As a family member responsible for a single family office, assume you have just hired the ideal candidate to be the CEO – he or she is smart, personable, with great communication skills and with the background and maturity to manage all the multiple issues that can arise in operating the SFO. But the next challenge is how to mo vate that person to stay for many years and to focus on the interests and goals of the family, while still protecting the interests of the family.
There are as many answers to this questions as there are family offices, but the purpose of this article is to briefly touch on some common ways to meet such a challenge.
A. Employment Agreement

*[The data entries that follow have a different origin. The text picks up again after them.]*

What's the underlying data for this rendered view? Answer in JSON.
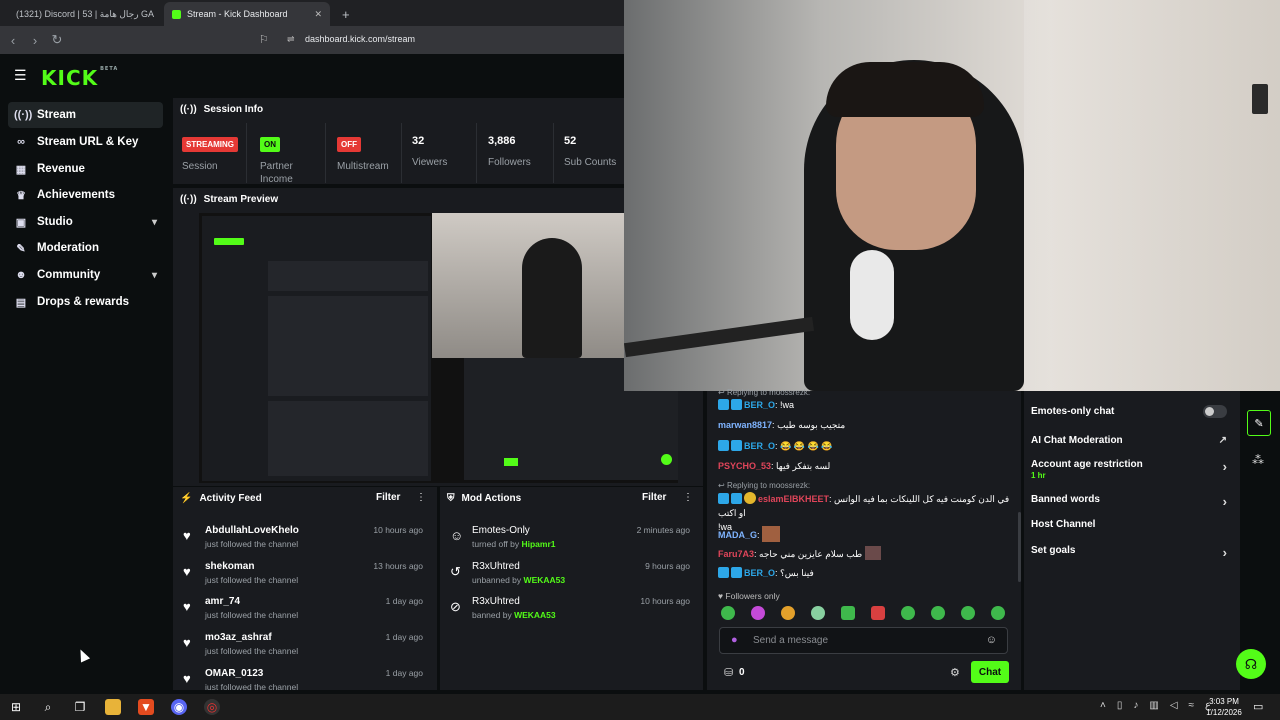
{
  "browser": {
    "tabs": [
      {
        "label": "(1321) Discord | 53 | رجال هامة GA"
      },
      {
        "label": "Stream - Kick Dashboard"
      }
    ],
    "url": "dashboard.kick.com/stream"
  },
  "sidebar": {
    "logo": "KICK",
    "logo_tag": "BETA",
    "items": [
      {
        "label": "Stream",
        "icon": "broadcast-icon"
      },
      {
        "label": "Stream URL & Key",
        "icon": "link-icon"
      },
      {
        "label": "Revenue",
        "icon": "chart-icon"
      },
      {
        "label": "Achievements",
        "icon": "trophy-icon"
      },
      {
        "label": "Studio",
        "icon": "grid-icon"
      },
      {
        "label": "Moderation",
        "icon": "wrench-icon"
      },
      {
        "label": "Community",
        "icon": "people-icon"
      },
      {
        "label": "Drops & rewards",
        "icon": "gift-icon"
      }
    ]
  },
  "session_info": {
    "title": "Session Info",
    "session_badge": "STREAMING",
    "session_label": "Session",
    "partner_badge": "ON",
    "partner_label": "Partner Income",
    "multistream_badge": "OFF",
    "multistream_label": "Multistream",
    "viewers": "32",
    "viewers_label": "Viewers",
    "followers": "3,886",
    "followers_label": "Followers",
    "subs": "52",
    "subs_label": "Sub Counts"
  },
  "stream_preview": {
    "title": "Stream Preview"
  },
  "activity_feed": {
    "title": "Activity Feed",
    "filter": "Filter",
    "items": [
      {
        "name": "AbdullahLoveKhelo",
        "sub": "just followed the channel",
        "time": "10 hours ago"
      },
      {
        "name": "shekoman",
        "sub": "just followed the channel",
        "time": "13 hours ago"
      },
      {
        "name": "amr_74",
        "sub": "just followed the channel",
        "time": "1 day ago"
      },
      {
        "name": "mo3az_ashraf",
        "sub": "just followed the channel",
        "time": "1 day ago"
      },
      {
        "name": "OMAR_0123",
        "sub": "just followed the channel",
        "time": "1 day ago"
      }
    ]
  },
  "mod_actions": {
    "title": "Mod Actions",
    "filter": "Filter",
    "items": [
      {
        "name": "Emotes-Only",
        "sub_prefix": "turned off by",
        "actor": "Hipamr1",
        "time": "2 minutes ago"
      },
      {
        "name": "R3xUhtred",
        "sub_prefix": "unbanned by",
        "actor": "WEKAA53",
        "time": "9 hours ago"
      },
      {
        "name": "R3xUhtred",
        "sub_prefix": "banned by",
        "actor": "WEKAA53",
        "time": "10 hours ago"
      }
    ]
  },
  "chat": {
    "reply1": "Replying to moossrezk:",
    "msgs": [
      {
        "user": "BER_O",
        "color": "#2da7e8",
        "text": "!wa"
      },
      {
        "user": "marwan8817",
        "color": "#7fb4ff",
        "text": "متجيب بوسه طيب"
      },
      {
        "user": "BER_O",
        "color": "#2da7e8",
        "text": "😂 😂 😂 😂"
      },
      {
        "user": "PSYCHO_53",
        "color": "#e0455a",
        "text": "لسه بتفكر فيها"
      }
    ],
    "reply2": "Replying to moossrezk:",
    "long_user": "eslamElBKHEET",
    "long_text": "في الدن كومنت فيه كل اللينكات بما فيه الواتس او اكتب",
    "long_text2": "!wa",
    "msgs2": [
      {
        "user": "MADA_G",
        "color": "#7fb4ff",
        "text": ""
      },
      {
        "user": "Faru7A3",
        "color": "#e0455a",
        "text": "طب سلام عايزين مني حاجه"
      },
      {
        "user": "BER_O",
        "color": "#2da7e8",
        "text": "فينا بس؟"
      }
    ],
    "followers_only": "Followers only",
    "placeholder": "Send a message",
    "count": "0",
    "send": "Chat"
  },
  "mod_tools": {
    "emotes_only": "Emotes-only chat",
    "ai_mod": "AI Chat Moderation",
    "age_restriction": "Account age restriction",
    "age_value": "1 hr",
    "banned_words": "Banned words",
    "host_channel": "Host Channel",
    "set_goals": "Set goals"
  },
  "taskbar": {
    "time": "3:03 PM",
    "date": "1/12/2026",
    "lang": "ع"
  },
  "colors": {
    "accent": "#53fc18",
    "danger": "#e53935",
    "panel": "#191b1f"
  }
}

Probably the first task is to negotiate a proper employment agreement, preferably before the individual is hired, which protects the CEO from arbitrary termination, properly defines the CEO’s duties and compensation, and also protects the family through appropriate restrictive covenants and “golden handcuffs.” Since a SFO is a unique environment where data regarding compensation and other matters for other families is not readily available, benchmarking proposed terms against informa on “on the outside” with public companies, and perhaps other professional service rms, becomes important. The essential ingredients of a well thought out employment agreement include the following:
1. Duties. The responsibilities of the CEO should be detailed and ideally a job description should be referred to and attached. Since the role of a CEO can vary greatly depending on the family’s needs, this becomes important. The primary function may be money management, coordination of an existing staff, client services, educa on of the next generation, development and implementation of a strategic plan, coordination of outside counsel and other advisors, or all of the above. Specifying the CEO’s role in some detail makes it easier for the CEO to mange the family’s expectations and makes it easier for the family to review performance. This sec on should also specify to whom the CEO reports, whether it be a Board, Trustees of family trusts or a senior family member. This insures proper communication of issues between management and the family.
View the Newsletter in full: Newsletter: Compensating the CEO of a Single Family Office